Look over the lines below. Report each one that includes the string "object".

[[ Exercise data, beginning ]]

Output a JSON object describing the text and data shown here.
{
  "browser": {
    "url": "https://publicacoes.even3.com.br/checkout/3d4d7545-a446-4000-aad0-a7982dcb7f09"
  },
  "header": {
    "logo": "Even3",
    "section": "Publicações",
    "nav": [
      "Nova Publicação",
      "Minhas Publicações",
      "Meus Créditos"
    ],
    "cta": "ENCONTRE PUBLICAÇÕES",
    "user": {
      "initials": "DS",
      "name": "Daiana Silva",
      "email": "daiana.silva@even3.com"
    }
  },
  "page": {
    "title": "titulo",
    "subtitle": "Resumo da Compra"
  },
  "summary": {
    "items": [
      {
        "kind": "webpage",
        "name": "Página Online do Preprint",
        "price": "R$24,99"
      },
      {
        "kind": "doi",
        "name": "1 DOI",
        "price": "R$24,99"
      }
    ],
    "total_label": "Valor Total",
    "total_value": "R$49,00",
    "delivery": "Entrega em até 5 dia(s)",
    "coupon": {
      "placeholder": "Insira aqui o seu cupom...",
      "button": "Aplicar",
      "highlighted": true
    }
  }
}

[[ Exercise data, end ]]
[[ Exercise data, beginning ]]

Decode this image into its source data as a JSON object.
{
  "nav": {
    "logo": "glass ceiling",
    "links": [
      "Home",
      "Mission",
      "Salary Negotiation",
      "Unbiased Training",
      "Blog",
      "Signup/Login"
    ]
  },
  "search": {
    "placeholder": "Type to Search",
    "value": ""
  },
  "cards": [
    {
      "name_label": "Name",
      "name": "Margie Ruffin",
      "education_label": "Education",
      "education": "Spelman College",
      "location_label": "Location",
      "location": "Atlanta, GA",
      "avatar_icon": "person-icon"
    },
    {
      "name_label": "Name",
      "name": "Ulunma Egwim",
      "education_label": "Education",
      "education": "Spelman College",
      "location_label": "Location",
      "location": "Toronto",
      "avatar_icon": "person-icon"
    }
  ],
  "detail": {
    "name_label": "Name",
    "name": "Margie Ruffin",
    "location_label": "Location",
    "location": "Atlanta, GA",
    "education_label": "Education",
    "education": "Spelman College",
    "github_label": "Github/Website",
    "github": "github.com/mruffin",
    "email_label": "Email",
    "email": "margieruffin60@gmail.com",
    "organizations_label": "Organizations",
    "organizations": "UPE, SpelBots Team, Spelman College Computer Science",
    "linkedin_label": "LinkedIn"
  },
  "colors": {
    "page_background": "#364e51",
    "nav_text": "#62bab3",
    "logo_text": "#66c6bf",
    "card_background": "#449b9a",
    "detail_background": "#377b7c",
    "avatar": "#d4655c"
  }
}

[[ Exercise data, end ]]

Answer area
Output a JSON object describing the text and data shown here.
Decode this image into its source data as a JSON object.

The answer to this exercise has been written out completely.